## About this task
Each record that follows is to be duplicated exactly, though its pictures are not.

## Extracted information
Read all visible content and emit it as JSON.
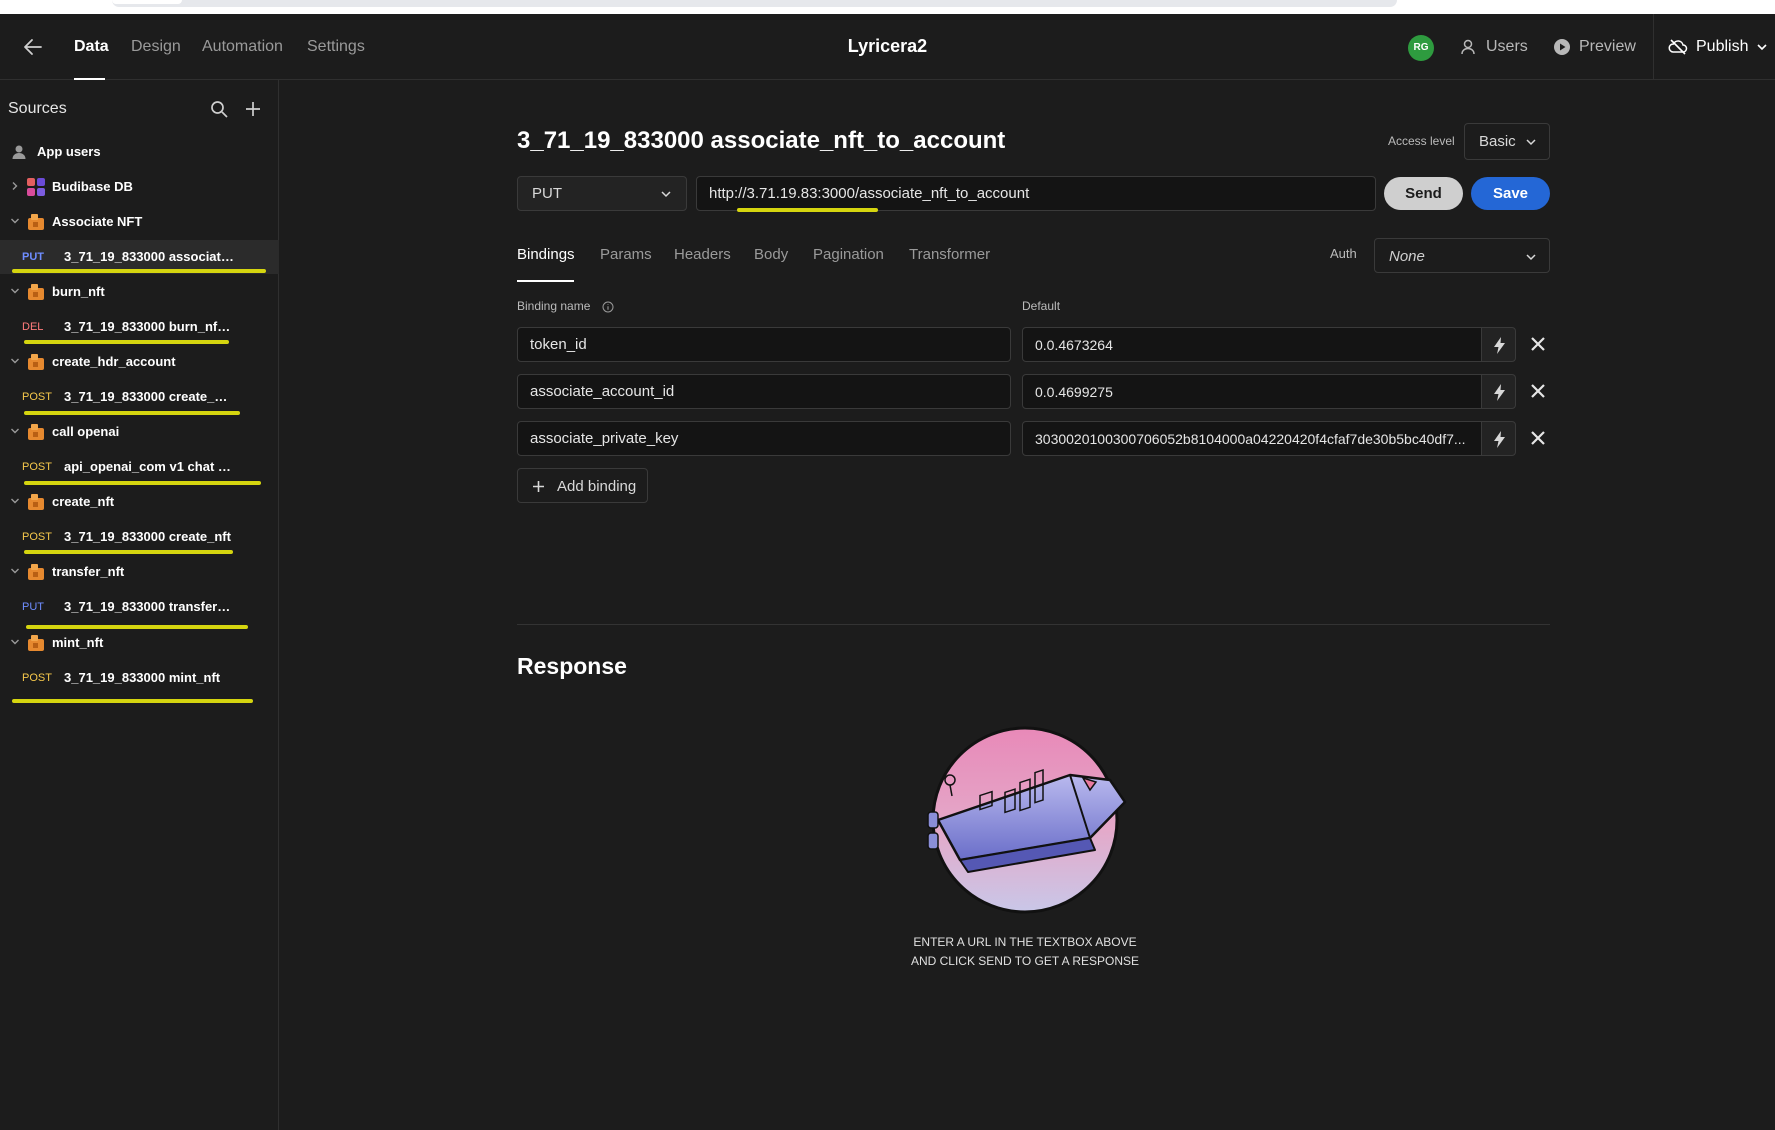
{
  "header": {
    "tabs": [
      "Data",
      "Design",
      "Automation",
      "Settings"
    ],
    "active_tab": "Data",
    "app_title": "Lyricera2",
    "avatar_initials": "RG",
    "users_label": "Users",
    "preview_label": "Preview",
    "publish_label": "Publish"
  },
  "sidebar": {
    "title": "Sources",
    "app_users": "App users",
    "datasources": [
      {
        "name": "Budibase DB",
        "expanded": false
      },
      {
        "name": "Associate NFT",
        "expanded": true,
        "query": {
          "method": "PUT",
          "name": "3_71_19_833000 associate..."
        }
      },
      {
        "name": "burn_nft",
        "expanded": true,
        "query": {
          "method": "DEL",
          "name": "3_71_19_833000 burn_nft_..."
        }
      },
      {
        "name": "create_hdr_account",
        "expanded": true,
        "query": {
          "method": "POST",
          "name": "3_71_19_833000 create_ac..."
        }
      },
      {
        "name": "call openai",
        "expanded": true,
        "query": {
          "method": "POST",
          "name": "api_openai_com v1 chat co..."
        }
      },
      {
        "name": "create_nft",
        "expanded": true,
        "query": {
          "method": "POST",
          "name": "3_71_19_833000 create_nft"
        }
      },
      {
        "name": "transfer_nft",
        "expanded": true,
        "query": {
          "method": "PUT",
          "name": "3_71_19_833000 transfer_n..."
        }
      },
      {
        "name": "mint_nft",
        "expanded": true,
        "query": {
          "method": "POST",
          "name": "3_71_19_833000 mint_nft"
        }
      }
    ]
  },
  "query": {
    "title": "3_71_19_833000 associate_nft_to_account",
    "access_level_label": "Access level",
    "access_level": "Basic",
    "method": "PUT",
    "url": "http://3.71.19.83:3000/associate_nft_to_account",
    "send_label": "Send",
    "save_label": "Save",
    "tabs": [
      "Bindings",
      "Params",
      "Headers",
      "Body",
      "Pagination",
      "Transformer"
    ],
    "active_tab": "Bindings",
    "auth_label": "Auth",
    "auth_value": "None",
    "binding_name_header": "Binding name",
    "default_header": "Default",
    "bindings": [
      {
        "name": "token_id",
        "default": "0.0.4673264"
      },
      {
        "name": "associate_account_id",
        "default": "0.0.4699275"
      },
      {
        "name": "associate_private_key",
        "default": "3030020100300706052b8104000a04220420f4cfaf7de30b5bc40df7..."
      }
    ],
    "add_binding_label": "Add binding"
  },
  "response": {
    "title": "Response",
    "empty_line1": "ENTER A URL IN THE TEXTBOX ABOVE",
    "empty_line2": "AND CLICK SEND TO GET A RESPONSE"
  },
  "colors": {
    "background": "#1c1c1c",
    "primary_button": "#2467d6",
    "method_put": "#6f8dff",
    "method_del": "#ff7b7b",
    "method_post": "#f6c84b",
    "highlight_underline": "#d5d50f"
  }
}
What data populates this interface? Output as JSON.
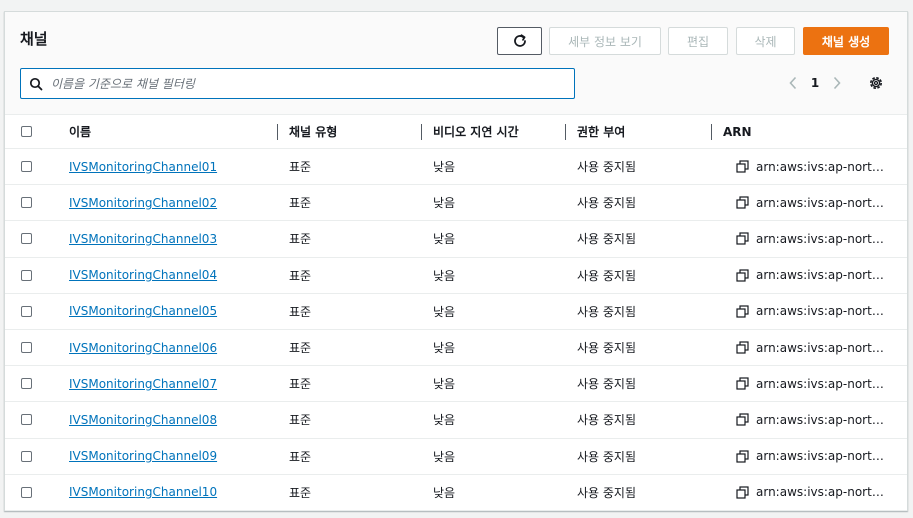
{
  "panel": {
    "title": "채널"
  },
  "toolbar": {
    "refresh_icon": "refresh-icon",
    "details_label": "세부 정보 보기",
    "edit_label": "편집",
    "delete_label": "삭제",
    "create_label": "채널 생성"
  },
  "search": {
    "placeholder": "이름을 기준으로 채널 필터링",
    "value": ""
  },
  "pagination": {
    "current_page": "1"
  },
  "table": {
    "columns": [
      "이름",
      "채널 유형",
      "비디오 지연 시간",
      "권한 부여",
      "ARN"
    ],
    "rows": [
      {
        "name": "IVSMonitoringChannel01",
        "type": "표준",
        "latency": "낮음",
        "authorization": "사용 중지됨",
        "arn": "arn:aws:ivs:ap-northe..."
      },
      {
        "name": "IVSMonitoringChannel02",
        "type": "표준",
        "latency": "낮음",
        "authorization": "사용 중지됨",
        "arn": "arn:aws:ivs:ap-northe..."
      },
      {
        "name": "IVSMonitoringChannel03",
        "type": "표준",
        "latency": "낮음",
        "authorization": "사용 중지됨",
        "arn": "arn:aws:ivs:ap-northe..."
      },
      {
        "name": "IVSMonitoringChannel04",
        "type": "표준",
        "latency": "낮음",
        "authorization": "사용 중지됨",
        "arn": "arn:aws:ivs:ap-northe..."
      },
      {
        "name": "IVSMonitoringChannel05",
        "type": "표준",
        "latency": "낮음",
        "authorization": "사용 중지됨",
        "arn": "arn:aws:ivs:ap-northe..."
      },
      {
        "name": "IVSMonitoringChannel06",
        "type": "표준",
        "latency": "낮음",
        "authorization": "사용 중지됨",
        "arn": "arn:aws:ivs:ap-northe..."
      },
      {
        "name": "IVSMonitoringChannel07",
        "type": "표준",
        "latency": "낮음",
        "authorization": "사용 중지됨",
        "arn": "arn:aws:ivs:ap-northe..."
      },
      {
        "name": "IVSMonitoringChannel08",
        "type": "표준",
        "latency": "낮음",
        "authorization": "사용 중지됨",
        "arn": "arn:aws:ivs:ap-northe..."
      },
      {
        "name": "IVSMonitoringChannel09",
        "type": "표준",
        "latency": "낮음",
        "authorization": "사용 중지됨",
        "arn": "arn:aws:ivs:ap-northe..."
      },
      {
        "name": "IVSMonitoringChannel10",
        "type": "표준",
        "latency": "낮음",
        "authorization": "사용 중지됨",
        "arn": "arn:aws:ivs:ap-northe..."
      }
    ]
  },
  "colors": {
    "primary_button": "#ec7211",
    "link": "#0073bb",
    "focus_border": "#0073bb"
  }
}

## Answer to the exercise
Read all visible content and emit it as JSON.
{
  "header": {
    "tabs": [
      "Data",
      "Design",
      "Automation",
      "Settings"
    ],
    "active_tab": "Data",
    "app_title": "Lyricera2",
    "avatar_initials": "RG",
    "users_label": "Users",
    "preview_label": "Preview",
    "publish_label": "Publish"
  },
  "sidebar": {
    "title": "Sources",
    "app_users": "App users",
    "datasources": [
      {
        "name": "Budibase DB",
        "expanded": false
      },
      {
        "name": "Associate NFT",
        "expanded": true,
        "query": {
          "method": "PUT",
          "name": "3_71_19_833000 associate..."
        }
      },
      {
        "name": "burn_nft",
        "expanded": true,
        "query": {
          "method": "DEL",
          "name": "3_71_19_833000 burn_nft_..."
        }
      },
      {
        "name": "create_hdr_account",
        "expanded": true,
        "query": {
          "method": "POST",
          "name": "3_71_19_833000 create_ac..."
        }
      },
      {
        "name": "call openai",
        "expanded": true,
        "query": {
          "method": "POST",
          "name": "api_openai_com v1 chat co..."
        }
      },
      {
        "name": "create_nft",
        "expanded": true,
        "query": {
          "method": "POST",
          "name": "3_71_19_833000 create_nft"
        }
      },
      {
        "name": "transfer_nft",
        "expanded": true,
        "query": {
          "method": "PUT",
          "name": "3_71_19_833000 transfer_n..."
        }
      },
      {
        "name": "mint_nft",
        "expanded": true,
        "query": {
          "method": "POST",
          "name": "3_71_19_833000 mint_nft"
        }
      }
    ]
  },
  "query": {
    "title": "3_71_19_833000 associate_nft_to_account",
    "access_level_label": "Access level",
    "access_level": "Basic",
    "method": "PUT",
    "url": "http://3.71.19.83:3000/associate_nft_to_account",
    "send_label": "Send",
    "save_label": "Save",
    "tabs": [
      "Bindings",
      "Params",
      "Headers",
      "Body",
      "Pagination",
      "Transformer"
    ],
    "active_tab": "Bindings",
    "auth_label": "Auth",
    "auth_value": "None",
    "binding_name_header": "Binding name",
    "default_header": "Default",
    "bindings": [
      {
        "name": "token_id",
        "default": "0.0.4673264"
      },
      {
        "name": "associate_account_id",
        "default": "0.0.4699275"
      },
      {
        "name": "associate_private_key",
        "default": "3030020100300706052b8104000a04220420f4cfaf7de30b5bc40df7..."
      }
    ],
    "add_binding_label": "Add binding"
  },
  "response": {
    "title": "Response",
    "empty_line1": "ENTER A URL IN THE TEXTBOX ABOVE",
    "empty_line2": "AND CLICK SEND TO GET A RESPONSE"
  },
  "colors": {
    "background": "#1c1c1c",
    "primary_button": "#2467d6",
    "method_put": "#6f8dff",
    "method_del": "#ff7b7b",
    "method_post": "#f6c84b",
    "highlight_underline": "#d5d50f"
  }
}
What data populates this interface? Output as JSON.
{
  "panel": {
    "title": "채널"
  },
  "toolbar": {
    "refresh_icon": "refresh-icon",
    "details_label": "세부 정보 보기",
    "edit_label": "편집",
    "delete_label": "삭제",
    "create_label": "채널 생성"
  },
  "search": {
    "placeholder": "이름을 기준으로 채널 필터링",
    "value": ""
  },
  "pagination": {
    "current_page": "1"
  },
  "table": {
    "columns": [
      "이름",
      "채널 유형",
      "비디오 지연 시간",
      "권한 부여",
      "ARN"
    ],
    "rows": [
      {
        "name": "IVSMonitoringChannel01",
        "type": "표준",
        "latency": "낮음",
        "authorization": "사용 중지됨",
        "arn": "arn:aws:ivs:ap-northe..."
      },
      {
        "name": "IVSMonitoringChannel02",
        "type": "표준",
        "latency": "낮음",
        "authorization": "사용 중지됨",
        "arn": "arn:aws:ivs:ap-northe..."
      },
      {
        "name": "IVSMonitoringChannel03",
        "type": "표준",
        "latency": "낮음",
        "authorization": "사용 중지됨",
        "arn": "arn:aws:ivs:ap-northe..."
      },
      {
        "name": "IVSMonitoringChannel04",
        "type": "표준",
        "latency": "낮음",
        "authorization": "사용 중지됨",
        "arn": "arn:aws:ivs:ap-northe..."
      },
      {
        "name": "IVSMonitoringChannel05",
        "type": "표준",
        "latency": "낮음",
        "authorization": "사용 중지됨",
        "arn": "arn:aws:ivs:ap-northe..."
      },
      {
        "name": "IVSMonitoringChannel06",
        "type": "표준",
        "latency": "낮음",
        "authorization": "사용 중지됨",
        "arn": "arn:aws:ivs:ap-northe..."
      },
      {
        "name": "IVSMonitoringChannel07",
        "type": "표준",
        "latency": "낮음",
        "authorization": "사용 중지됨",
        "arn": "arn:aws:ivs:ap-northe..."
      },
      {
        "name": "IVSMonitoringChannel08",
        "type": "표준",
        "latency": "낮음",
        "authorization": "사용 중지됨",
        "arn": "arn:aws:ivs:ap-northe..."
      },
      {
        "name": "IVSMonitoringChannel09",
        "type": "표준",
        "latency": "낮음",
        "authorization": "사용 중지됨",
        "arn": "arn:aws:ivs:ap-northe..."
      },
      {
        "name": "IVSMonitoringChannel10",
        "type": "표준",
        "latency": "낮음",
        "authorization": "사용 중지됨",
        "arn": "arn:aws:ivs:ap-northe..."
      }
    ]
  },
  "colors": {
    "primary_button": "#ec7211",
    "link": "#0073bb",
    "focus_border": "#0073bb"
  }
}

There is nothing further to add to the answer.